That’s where the acting bug hit me. The people were fun. The hours were really long, but I loved it. Eddie Murphy had it in his contract that no one was supposed to talk to him, but I went up to him anyway! And he was hilarious. It was such a cool experience.

How did you land a starring role in a Queen Latifah co-produced film?

That’s funny too. I actually got cast in a Lady Gaga music video. I was all set to fly out and the casting director (who wrote songs for P.Diddy) contacted me at the last minute and said he didn’t think the video would be my cup of tea. He was impressed that I spoke to and acted as a role model for young women and said that there was going to be a lot of overt sexuality in the video and it was going to be very dark. So, I sat down with all the people that I trust and ended up turning it down.

986725_10151627226736764_786571020_nCoincidentally, he’s the one that cast me in this film. Queen Latifah is co-producing it and it’s a true story about a woman dealing with addictions and finding her faith. There are all sorts of twists and turns in the plot. And I play the main character’s best friend.

You mentioned speaking as a role model, i.e. this concept of beauty, love, and connectedness amongst women. Where does it come from?  

Growing up, I’ve dealt with so much of the toxic part, i.e. the awful part where women can hate and hate and not be excited for one another. So, I’ve really worked hard to change that and surround myself with the most positive women who are amazing and exude beauty and love. Having gone through all of it first hand, I just don’t understand the point. I never really understood why people would want to bring others down and not lift them up.

And the motivational speaking?

Well, I started mentoring a little girl who was modeling when she was fourteen and I was about twenty two. She’s absolutely stunning and gorgeous. And it was weird to see her go through the exact same things I had gone through. Something inside me just switched. And that’s when I started reaching out and talking to high schools and local groups supporting women.

I was raised by really strong women in my family, guiding me. My aunt was one of my biggest fans. And obviously, my mom is the strongest person ever. They’ve taught me so much; especially, that life is too short. Many women feel like they need to beat each other down. And it’s really their own insecurities that come out and end up getting taken out on you – it’s not what you want to be involved in. We should be loving and supporting one another and making others feel good about themselves.

311128_10150310832231764_545506763_7934058_1373071819_nWhat are some of your current and future goals?

I’m really, really excited about this film coming up just because it aligns with everything I believe in. And it’ll be my first break out role I’ve ever done. So, I’m focusing all of my energy on that right now.

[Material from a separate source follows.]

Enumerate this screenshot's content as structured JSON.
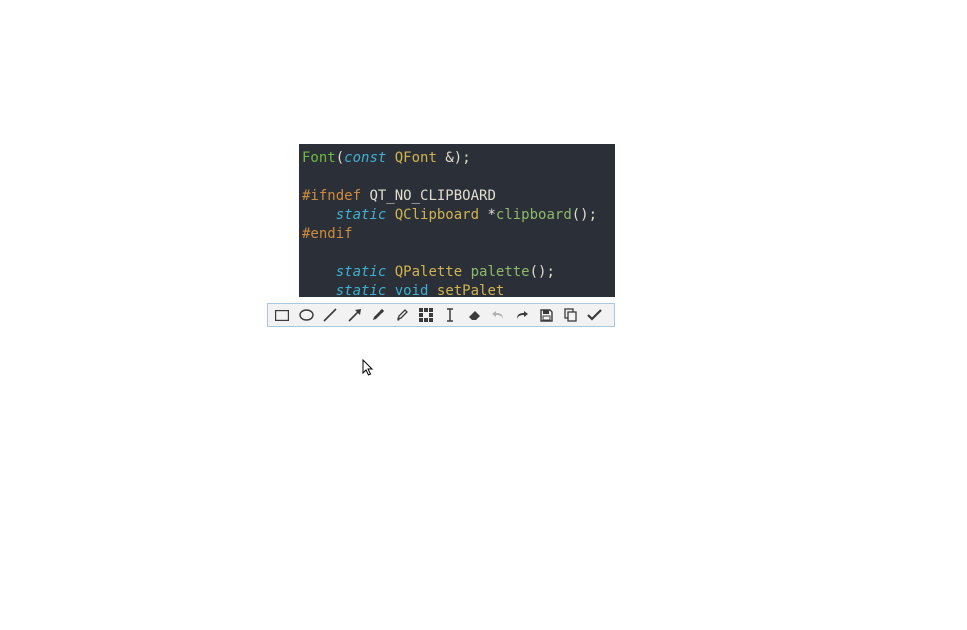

I love modeling too, but I think I’m going to put more of my focus into acting going forward. Modeling is awesome and it’s fun to create a character for yourself on a shoot or a runway, but there’s something unique about acting. I love memorizing lines. I don’t get nervous on camera. And that feeling of a group working together on a project is highly addictive. It’s where I want to go moving forward.

And you’ll continue to inspire?

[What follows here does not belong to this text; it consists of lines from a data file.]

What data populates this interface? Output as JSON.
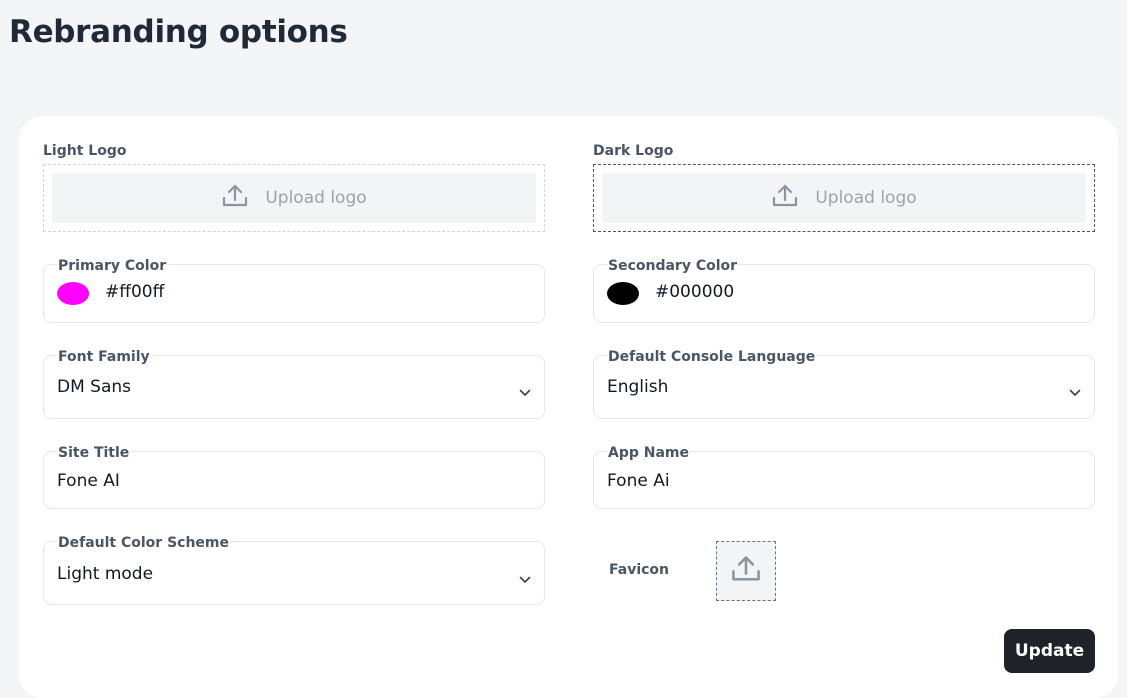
{
  "page": {
    "title": "Rebranding options"
  },
  "light_logo": {
    "label": "Light Logo",
    "upload_text": "Upload logo",
    "icon": "upload-icon"
  },
  "dark_logo": {
    "label": "Dark Logo",
    "upload_text": "Upload logo",
    "icon": "upload-icon"
  },
  "primary_color": {
    "label": "Primary Color",
    "value": "#ff00ff",
    "swatch_color": "#ff00ff"
  },
  "secondary_color": {
    "label": "Secondary Color",
    "value": "#000000",
    "swatch_color": "#000000"
  },
  "font_family": {
    "label": "Font Family",
    "value": "DM Sans",
    "icon": "chevron-down-icon"
  },
  "console_language": {
    "label": "Default Console Language",
    "value": "English",
    "icon": "chevron-down-icon"
  },
  "site_title": {
    "label": "Site Title",
    "value": "Fone AI"
  },
  "app_name": {
    "label": "App Name",
    "value": "Fone Ai"
  },
  "color_scheme": {
    "label": "Default Color Scheme",
    "value": "Light mode",
    "icon": "chevron-down-icon"
  },
  "favicon": {
    "label": "Favicon",
    "icon": "upload-icon"
  },
  "actions": {
    "update_label": "Update"
  }
}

Yes. I’ve been talking to a lot of people about using modeling and acting as a platform to speak to more people. Originally, I was thinking only about women, empowering them to love one another. But I have a good friend who is a famous athlete and we’ve talked about going to schools and colleges together to talk about modeling, acting, professional sports, the challenges, and living your truth. That way men can feel connected as well. I’m hoping we can do that soon because I love talking to kids and I’m really, really passionate about it.


mark_303signatureMark Sells, “The Reel Deal”

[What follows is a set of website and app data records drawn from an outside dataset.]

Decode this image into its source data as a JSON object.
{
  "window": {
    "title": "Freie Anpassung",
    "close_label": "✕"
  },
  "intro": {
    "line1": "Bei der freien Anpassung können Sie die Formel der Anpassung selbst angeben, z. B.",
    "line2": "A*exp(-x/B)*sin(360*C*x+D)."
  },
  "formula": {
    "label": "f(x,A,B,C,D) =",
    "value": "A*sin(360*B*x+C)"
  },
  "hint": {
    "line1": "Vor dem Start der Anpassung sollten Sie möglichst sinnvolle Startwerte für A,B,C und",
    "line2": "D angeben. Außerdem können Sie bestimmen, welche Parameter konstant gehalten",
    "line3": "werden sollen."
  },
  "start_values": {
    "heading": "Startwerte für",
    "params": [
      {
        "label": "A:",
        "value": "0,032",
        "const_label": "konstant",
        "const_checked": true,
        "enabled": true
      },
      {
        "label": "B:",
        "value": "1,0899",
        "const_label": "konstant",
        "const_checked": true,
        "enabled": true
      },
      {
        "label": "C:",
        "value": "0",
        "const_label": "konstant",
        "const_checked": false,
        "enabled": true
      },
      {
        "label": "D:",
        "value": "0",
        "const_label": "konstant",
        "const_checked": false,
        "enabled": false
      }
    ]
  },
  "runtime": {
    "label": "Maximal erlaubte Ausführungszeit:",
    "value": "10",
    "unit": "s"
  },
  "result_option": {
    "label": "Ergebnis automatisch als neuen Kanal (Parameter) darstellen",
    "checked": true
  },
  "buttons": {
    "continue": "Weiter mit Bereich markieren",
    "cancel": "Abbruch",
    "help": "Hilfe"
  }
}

Mark Sells is a nationally recognized film/entertainment journalist and Critic-at-Large for 100.3 FM The Sound (Los Angeles). In addition to his blog on 303, you can follow The Reel Deal on YouTube, Twitter, and Facebook for the latest entertainment news, reviews, and interviews.


All images courtesy of: Gretchen Snyder, Mark Sink, Deahna Brockman & Charles Hildreth Photography, 2013.


Gretchen Snyder – Boarding for Breast Cancer